"""

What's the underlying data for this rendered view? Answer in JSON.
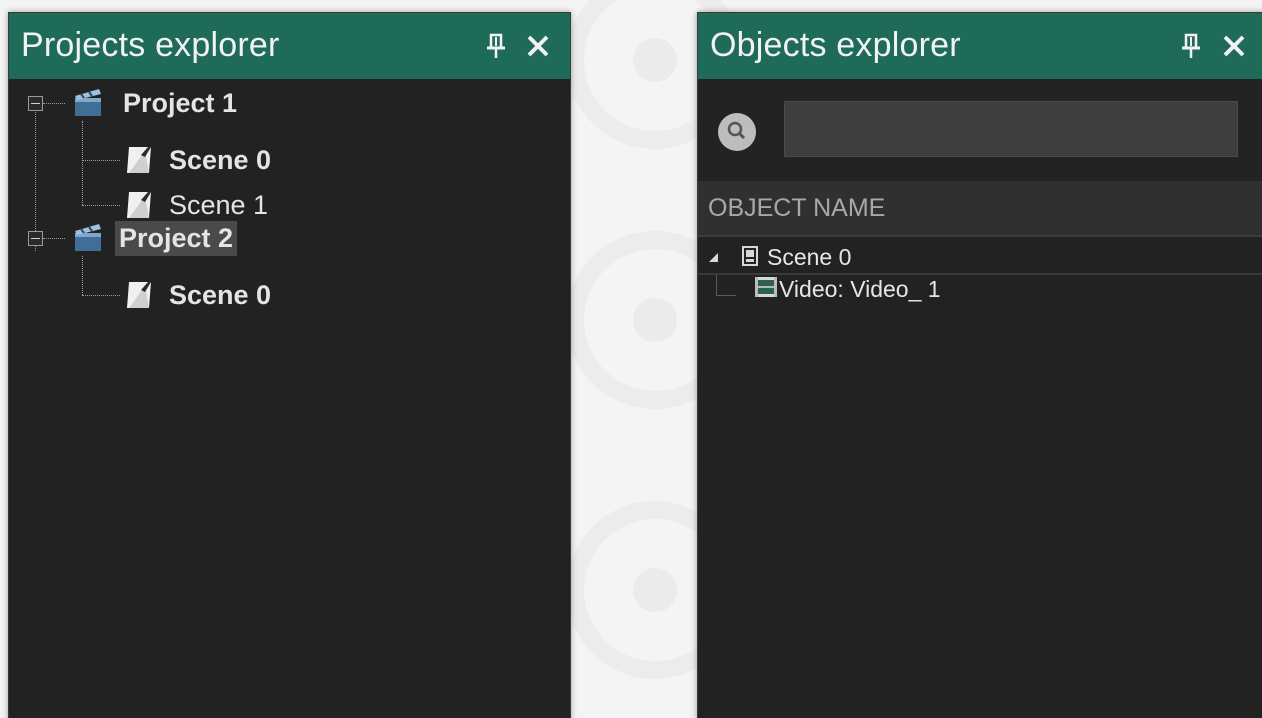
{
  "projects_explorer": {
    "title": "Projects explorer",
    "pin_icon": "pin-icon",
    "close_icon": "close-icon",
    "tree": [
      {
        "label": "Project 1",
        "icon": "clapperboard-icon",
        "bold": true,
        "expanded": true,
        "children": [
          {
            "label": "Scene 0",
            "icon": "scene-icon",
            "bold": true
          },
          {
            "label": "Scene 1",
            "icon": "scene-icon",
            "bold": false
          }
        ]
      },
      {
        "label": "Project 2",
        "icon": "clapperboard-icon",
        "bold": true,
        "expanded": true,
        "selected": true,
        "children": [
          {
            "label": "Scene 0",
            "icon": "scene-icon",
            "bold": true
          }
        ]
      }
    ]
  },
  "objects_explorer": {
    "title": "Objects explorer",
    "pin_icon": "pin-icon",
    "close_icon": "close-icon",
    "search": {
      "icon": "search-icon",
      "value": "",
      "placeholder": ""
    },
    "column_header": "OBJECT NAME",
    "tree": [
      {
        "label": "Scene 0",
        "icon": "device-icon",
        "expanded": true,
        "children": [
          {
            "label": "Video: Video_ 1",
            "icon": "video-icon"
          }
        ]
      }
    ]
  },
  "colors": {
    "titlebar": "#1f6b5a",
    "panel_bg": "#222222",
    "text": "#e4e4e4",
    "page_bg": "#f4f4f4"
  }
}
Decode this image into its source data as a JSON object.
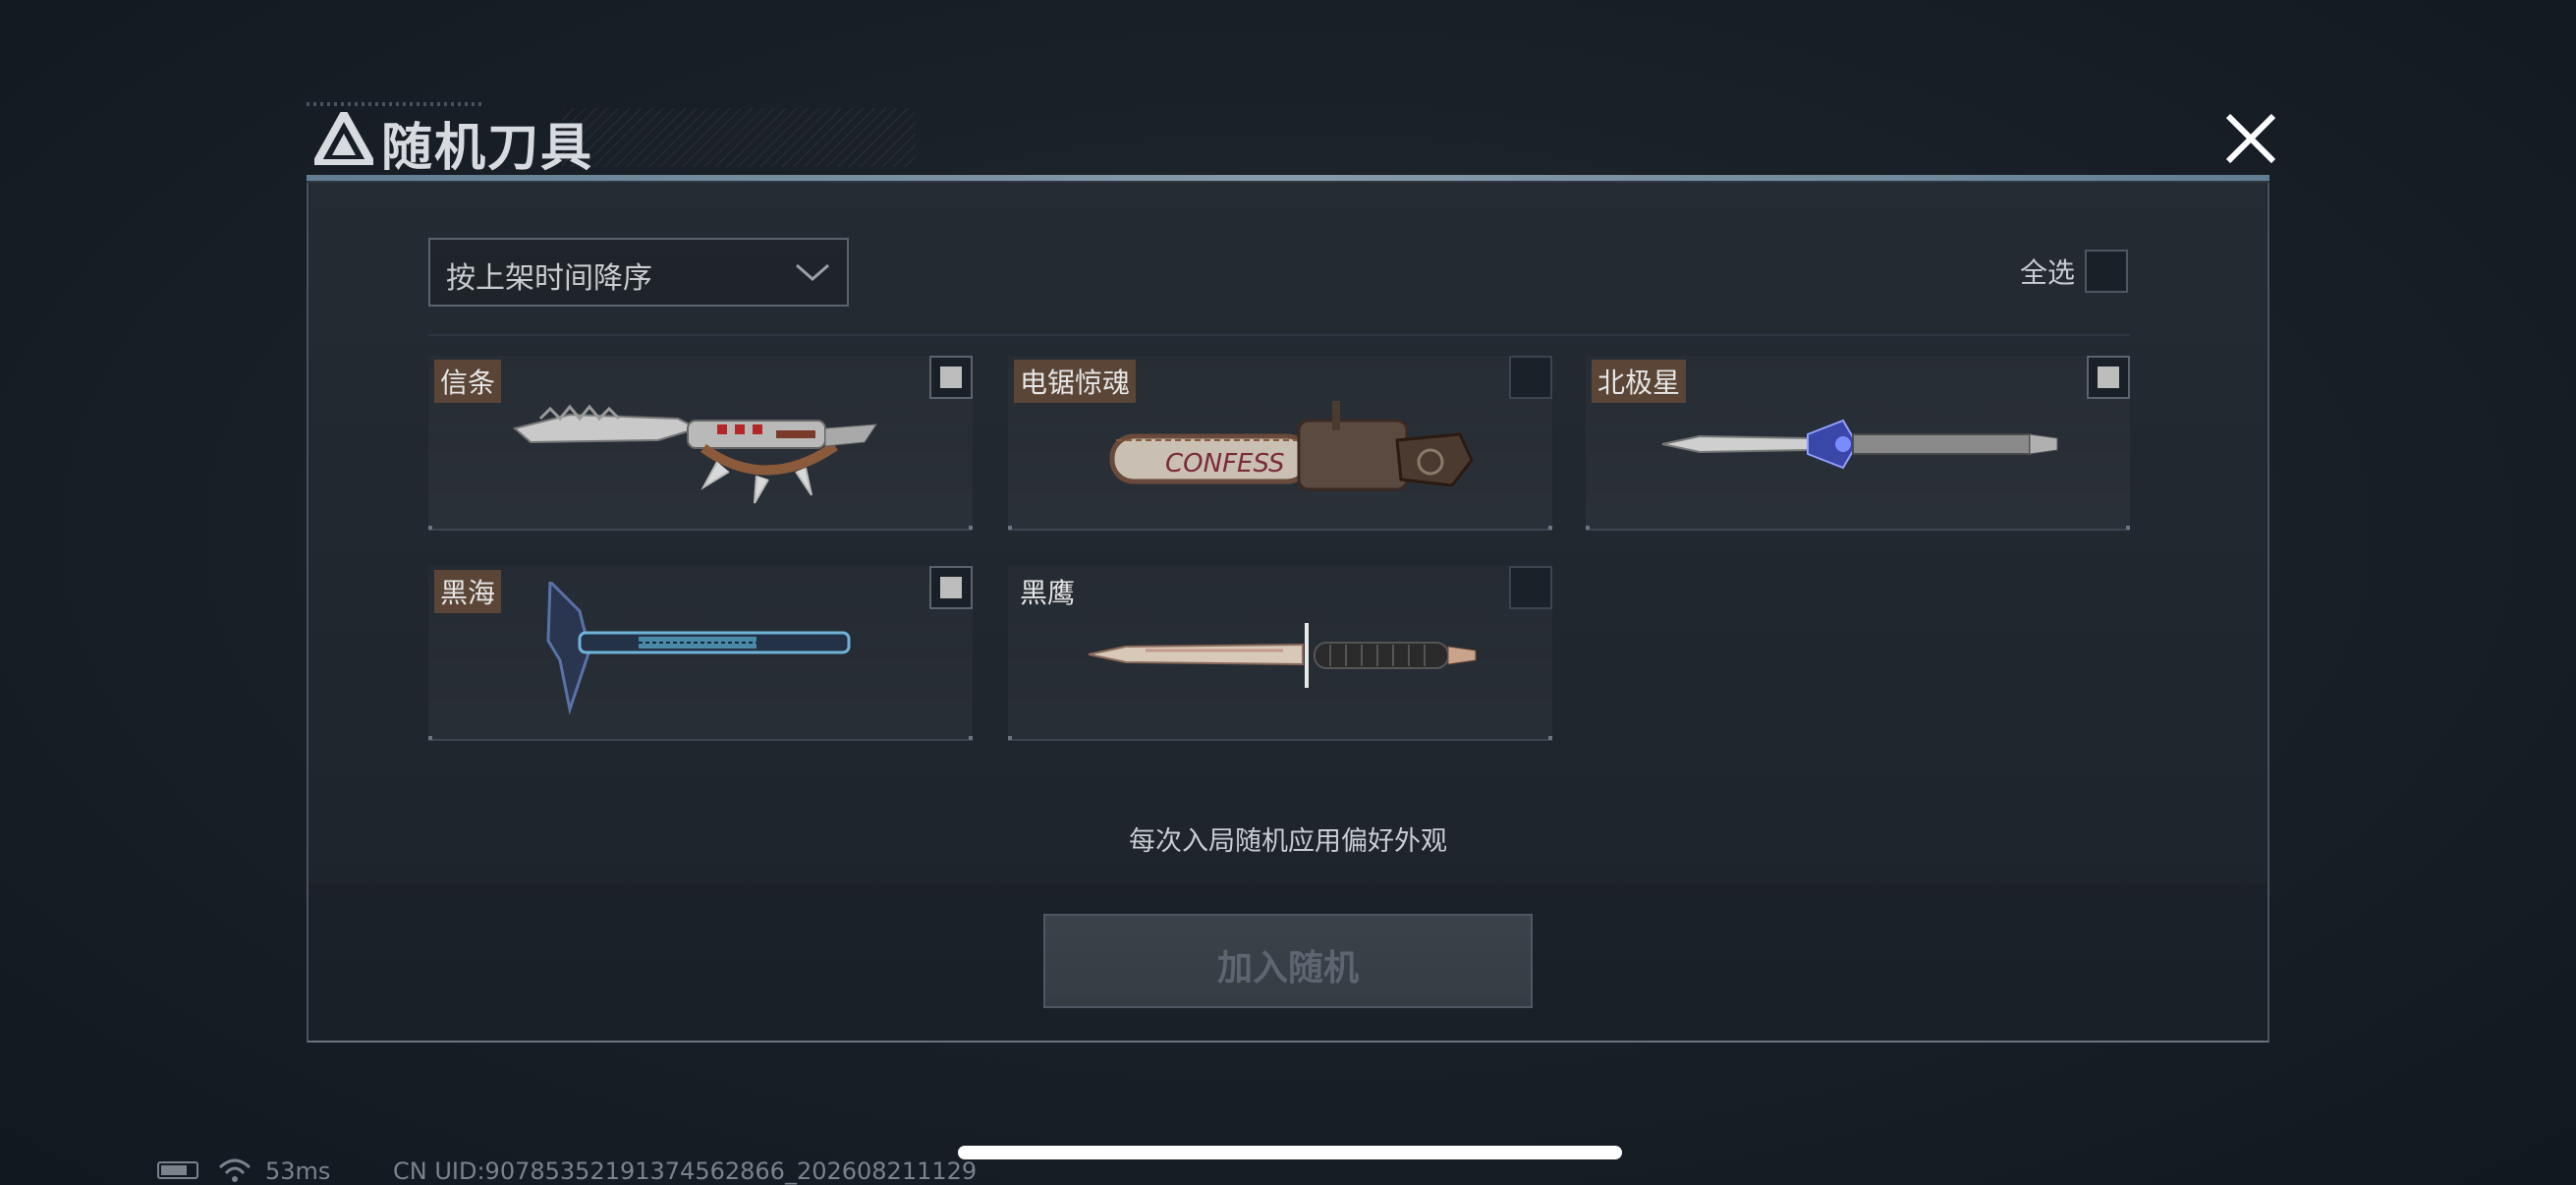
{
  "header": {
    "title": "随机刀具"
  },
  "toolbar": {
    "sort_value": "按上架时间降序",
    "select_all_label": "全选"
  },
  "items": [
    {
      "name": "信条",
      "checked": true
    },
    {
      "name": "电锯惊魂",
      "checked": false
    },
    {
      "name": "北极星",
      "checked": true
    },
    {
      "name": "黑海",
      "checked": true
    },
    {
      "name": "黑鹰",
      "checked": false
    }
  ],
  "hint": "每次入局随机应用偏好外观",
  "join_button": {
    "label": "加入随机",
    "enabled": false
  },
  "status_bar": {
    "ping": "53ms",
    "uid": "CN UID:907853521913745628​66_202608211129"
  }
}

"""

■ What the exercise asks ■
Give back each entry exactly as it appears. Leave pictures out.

■ Problem solution ■
What's the underlying data for this rendered view? Answer in JSON.
{
  "projects_explorer": {
    "title": "Projects explorer",
    "pin_icon": "pin-icon",
    "close_icon": "close-icon",
    "tree": [
      {
        "label": "Project 1",
        "icon": "clapperboard-icon",
        "bold": true,
        "expanded": true,
        "children": [
          {
            "label": "Scene 0",
            "icon": "scene-icon",
            "bold": true
          },
          {
            "label": "Scene 1",
            "icon": "scene-icon",
            "bold": false
          }
        ]
      },
      {
        "label": "Project 2",
        "icon": "clapperboard-icon",
        "bold": true,
        "expanded": true,
        "selected": true,
        "children": [
          {
            "label": "Scene 0",
            "icon": "scene-icon",
            "bold": true
          }
        ]
      }
    ]
  },
  "objects_explorer": {
    "title": "Objects explorer",
    "pin_icon": "pin-icon",
    "close_icon": "close-icon",
    "search": {
      "icon": "search-icon",
      "value": "",
      "placeholder": ""
    },
    "column_header": "OBJECT NAME",
    "tree": [
      {
        "label": "Scene 0",
        "icon": "device-icon",
        "expanded": true,
        "children": [
          {
            "label": "Video: Video_ 1",
            "icon": "video-icon"
          }
        ]
      }
    ]
  },
  "colors": {
    "titlebar": "#1f6b5a",
    "panel_bg": "#222222",
    "text": "#e4e4e4",
    "page_bg": "#f4f4f4"
  }
}
Decode this image into its source data as a JSON object.
{
  "header": {
    "title": "随机刀具"
  },
  "toolbar": {
    "sort_value": "按上架时间降序",
    "select_all_label": "全选"
  },
  "items": [
    {
      "name": "信条",
      "checked": true
    },
    {
      "name": "电锯惊魂",
      "checked": false
    },
    {
      "name": "北极星",
      "checked": true
    },
    {
      "name": "黑海",
      "checked": true
    },
    {
      "name": "黑鹰",
      "checked": false
    }
  ],
  "hint": "每次入局随机应用偏好外观",
  "join_button": {
    "label": "加入随机",
    "enabled": false
  },
  "status_bar": {
    "ping": "53ms",
    "uid": "CN UID:907853521913745628​66_202608211129"
  }
}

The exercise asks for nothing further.